Task to carry out ▸
Look through the lines below and extract any with the word "Earth".

Data provided ▸
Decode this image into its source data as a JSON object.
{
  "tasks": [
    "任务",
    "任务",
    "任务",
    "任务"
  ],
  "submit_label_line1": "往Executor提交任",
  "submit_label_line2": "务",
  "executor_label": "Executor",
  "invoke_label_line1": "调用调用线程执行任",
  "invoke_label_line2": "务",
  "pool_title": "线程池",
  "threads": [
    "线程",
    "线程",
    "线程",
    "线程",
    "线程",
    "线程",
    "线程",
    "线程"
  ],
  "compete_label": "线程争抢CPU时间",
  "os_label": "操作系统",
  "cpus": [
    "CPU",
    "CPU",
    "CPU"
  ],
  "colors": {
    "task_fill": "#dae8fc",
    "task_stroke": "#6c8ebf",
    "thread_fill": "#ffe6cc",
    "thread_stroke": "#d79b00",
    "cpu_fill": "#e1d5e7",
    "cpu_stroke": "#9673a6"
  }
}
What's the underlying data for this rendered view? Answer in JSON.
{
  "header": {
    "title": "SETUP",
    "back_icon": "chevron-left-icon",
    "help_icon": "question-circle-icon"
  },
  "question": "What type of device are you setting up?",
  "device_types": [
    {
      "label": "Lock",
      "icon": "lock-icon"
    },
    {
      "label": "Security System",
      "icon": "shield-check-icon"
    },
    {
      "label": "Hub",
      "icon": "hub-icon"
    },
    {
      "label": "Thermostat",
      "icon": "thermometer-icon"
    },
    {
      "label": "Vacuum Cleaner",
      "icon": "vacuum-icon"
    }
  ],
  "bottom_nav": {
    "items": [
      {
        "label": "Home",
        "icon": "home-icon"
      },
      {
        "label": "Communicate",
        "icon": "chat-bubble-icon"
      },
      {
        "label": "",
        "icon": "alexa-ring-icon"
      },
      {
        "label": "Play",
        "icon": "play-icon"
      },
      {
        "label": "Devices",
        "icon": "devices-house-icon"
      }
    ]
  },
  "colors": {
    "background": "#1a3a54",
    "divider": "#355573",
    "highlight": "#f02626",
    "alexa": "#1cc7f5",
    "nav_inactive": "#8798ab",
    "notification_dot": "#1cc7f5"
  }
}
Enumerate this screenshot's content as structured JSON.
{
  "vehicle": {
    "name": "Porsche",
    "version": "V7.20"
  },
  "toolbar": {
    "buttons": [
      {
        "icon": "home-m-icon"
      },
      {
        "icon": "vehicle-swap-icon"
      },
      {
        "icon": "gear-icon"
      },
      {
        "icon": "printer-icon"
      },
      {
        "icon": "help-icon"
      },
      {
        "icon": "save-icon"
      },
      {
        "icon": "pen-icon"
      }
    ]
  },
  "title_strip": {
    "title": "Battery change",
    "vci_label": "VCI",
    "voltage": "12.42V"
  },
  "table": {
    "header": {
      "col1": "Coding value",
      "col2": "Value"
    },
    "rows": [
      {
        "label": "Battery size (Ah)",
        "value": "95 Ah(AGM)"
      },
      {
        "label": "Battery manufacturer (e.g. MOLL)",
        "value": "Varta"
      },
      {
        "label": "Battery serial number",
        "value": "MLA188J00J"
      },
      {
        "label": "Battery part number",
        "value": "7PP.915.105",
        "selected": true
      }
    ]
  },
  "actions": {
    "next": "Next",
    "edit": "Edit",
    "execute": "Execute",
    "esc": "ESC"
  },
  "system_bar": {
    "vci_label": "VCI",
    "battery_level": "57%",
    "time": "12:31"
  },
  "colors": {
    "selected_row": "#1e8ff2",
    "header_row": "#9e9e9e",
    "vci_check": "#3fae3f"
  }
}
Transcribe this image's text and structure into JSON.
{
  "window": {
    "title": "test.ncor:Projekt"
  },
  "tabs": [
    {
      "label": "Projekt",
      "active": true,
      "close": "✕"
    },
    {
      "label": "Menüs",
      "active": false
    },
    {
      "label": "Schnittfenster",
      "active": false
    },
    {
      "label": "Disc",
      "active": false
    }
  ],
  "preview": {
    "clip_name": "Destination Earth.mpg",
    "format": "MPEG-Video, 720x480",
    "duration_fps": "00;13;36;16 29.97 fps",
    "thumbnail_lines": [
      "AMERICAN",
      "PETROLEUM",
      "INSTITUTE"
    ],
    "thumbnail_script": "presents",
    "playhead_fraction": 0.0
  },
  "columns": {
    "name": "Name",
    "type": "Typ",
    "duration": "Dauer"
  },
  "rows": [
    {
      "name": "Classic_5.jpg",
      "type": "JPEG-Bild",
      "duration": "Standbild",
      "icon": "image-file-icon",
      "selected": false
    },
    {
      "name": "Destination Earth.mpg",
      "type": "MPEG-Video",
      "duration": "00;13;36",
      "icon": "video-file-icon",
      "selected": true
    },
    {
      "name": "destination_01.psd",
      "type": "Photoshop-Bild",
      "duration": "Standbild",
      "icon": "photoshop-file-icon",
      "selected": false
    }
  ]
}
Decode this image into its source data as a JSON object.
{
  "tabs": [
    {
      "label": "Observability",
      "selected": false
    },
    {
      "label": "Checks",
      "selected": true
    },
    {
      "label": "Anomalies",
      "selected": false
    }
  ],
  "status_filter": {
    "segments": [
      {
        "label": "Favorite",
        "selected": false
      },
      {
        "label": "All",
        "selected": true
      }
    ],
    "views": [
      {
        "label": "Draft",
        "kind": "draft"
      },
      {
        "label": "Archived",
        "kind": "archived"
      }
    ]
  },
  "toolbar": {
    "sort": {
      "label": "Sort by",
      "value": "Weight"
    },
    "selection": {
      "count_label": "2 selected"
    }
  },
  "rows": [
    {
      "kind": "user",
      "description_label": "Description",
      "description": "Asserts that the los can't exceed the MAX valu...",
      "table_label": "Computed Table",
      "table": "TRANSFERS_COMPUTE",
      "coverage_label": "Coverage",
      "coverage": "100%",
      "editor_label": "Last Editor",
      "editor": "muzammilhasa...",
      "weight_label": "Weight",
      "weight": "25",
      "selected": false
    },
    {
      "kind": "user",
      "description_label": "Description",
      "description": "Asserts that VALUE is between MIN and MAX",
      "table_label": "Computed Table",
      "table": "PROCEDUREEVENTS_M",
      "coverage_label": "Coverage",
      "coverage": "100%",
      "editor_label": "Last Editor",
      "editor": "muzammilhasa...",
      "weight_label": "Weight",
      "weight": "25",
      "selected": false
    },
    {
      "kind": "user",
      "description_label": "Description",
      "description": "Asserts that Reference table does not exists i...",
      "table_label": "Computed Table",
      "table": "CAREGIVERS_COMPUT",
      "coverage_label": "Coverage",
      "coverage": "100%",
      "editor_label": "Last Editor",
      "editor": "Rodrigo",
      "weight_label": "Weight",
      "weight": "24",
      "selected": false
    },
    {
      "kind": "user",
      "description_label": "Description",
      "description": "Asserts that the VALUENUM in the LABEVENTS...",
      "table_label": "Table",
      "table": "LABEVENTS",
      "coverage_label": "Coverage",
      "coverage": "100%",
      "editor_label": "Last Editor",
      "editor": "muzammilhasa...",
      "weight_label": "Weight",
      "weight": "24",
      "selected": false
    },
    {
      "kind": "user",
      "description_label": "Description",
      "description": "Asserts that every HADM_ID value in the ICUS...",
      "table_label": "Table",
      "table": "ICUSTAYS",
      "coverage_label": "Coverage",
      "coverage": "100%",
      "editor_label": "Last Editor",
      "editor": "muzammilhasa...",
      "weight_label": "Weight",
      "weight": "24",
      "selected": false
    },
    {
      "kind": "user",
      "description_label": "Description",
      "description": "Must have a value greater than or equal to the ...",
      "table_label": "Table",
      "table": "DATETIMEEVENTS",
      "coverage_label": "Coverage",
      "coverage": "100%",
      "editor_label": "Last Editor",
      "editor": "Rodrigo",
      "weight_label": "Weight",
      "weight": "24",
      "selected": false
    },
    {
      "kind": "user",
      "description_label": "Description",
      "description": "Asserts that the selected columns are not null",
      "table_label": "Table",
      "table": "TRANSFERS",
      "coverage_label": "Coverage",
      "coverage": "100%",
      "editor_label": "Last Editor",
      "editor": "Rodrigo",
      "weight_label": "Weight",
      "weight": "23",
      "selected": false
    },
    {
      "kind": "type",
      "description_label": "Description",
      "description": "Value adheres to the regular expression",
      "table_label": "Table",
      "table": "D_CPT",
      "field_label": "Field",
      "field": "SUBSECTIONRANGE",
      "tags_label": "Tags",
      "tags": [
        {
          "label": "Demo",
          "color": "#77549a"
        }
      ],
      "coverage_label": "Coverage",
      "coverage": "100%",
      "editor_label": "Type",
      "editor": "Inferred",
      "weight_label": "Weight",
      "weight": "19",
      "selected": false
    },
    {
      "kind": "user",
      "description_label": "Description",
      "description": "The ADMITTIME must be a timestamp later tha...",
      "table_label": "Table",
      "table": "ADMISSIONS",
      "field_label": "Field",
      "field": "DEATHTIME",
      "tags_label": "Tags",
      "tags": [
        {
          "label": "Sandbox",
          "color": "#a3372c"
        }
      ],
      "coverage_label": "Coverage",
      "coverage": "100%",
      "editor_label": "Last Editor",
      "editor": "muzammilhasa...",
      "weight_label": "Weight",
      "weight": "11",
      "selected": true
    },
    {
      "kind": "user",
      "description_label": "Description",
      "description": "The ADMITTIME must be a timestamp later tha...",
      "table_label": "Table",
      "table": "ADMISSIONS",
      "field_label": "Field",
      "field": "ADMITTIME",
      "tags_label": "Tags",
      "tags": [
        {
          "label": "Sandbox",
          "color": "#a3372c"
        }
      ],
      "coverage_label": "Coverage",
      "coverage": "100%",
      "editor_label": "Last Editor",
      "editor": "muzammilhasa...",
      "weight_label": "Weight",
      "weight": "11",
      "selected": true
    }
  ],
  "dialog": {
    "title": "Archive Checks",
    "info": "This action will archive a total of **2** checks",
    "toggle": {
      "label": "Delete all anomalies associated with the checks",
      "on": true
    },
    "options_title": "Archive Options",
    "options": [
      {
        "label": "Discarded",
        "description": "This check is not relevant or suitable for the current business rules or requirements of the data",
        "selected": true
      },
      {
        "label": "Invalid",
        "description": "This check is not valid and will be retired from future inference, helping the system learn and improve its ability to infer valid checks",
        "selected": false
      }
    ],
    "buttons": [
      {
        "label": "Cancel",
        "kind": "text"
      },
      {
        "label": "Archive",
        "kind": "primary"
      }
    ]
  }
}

Exercise solution ▸
    "clip_name": "Destination Earth.mpg",
      "name": "Destination Earth.mpg",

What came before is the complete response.